This set of engravings recording the Emperor Qianlong's campaigns (1755-1759) in Central Asia, present-day Xinjiang, was commissioned by the emperor for the palace in Beijing in 1765. The Jesuit missionaries involved in producing the drawings in China were Giuseppe Castiglione (1688-1766), Jean-Denis Attiret (1702-1768), Ignace Sichelbarth (1708-1780) and Jean Damascene (d. 1781). The engravings were executed in Paris under the direction of Charles-Nicolas Cochin of the Académie Royal at the Court of Louis XVI and the individual engravers include Le Bas, Aliamet, Prevost, Saint-Aubin, Masquelier, Choffard and De Launay.
The first four of the sixteen designs were sent to Europe in 1765 and arrived in France in the autumn of 1766. Castiglione and Attiret died before the Emperor Qianlong received a complete set of the engravings by 1775. The commission had been for 100 copies of the set but in fact 200 were actually printed to ensure the safe receipt of at least 100. A small number were reserved for the French king, his ministers and court officials and precautions were taken to ensure none were left with the engravers or printers. A French version of the imperial edict concerning the commission is in the National Archives in Paris.

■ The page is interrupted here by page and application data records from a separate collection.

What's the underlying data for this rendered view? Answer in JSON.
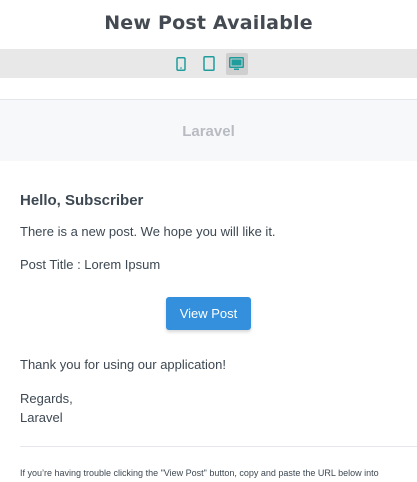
{
  "window": {
    "title": "New Post Available"
  },
  "device_toggle": {
    "items": [
      {
        "name": "mobile",
        "icon": "smartphone-icon",
        "active": false
      },
      {
        "name": "tablet",
        "icon": "tablet-icon",
        "active": false
      },
      {
        "name": "desktop",
        "icon": "desktop-icon",
        "active": true
      }
    ],
    "icon_color": "#1f9c9c"
  },
  "email": {
    "header_brand": "Laravel",
    "greeting": "Hello, Subscriber",
    "intro": "There is a new post. We hope you will like it.",
    "post_title": "Post Title : Lorem Ipsum",
    "action_button": "View Post",
    "outro": "Thank you for using our application!",
    "salutation": "Regards,",
    "signature": "Laravel",
    "subcopy": "If you’re having trouble clicking the \"View Post\" button, copy and paste the URL below into"
  },
  "colors": {
    "button_bg": "#3490dc",
    "header_bg": "#f7f8fa",
    "toolbar_bg": "#e8e8e8",
    "text": "#3d4852"
  }
}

Complete sets of these engravings are relatively rare: a set is in the Bibliothèque Mazarine; another in the Bibliothèque Nationale; a third in the Musée Guimet; and a set given by Louis XVI to Necker, now in Castle Coppet in Switzerland. Another complete set was sold in these rooms 20/21 March 1997, lot 286. And an incomplete set, of thirteen, was sold by Sotheby's, New York, 19 September 1995, lot 339.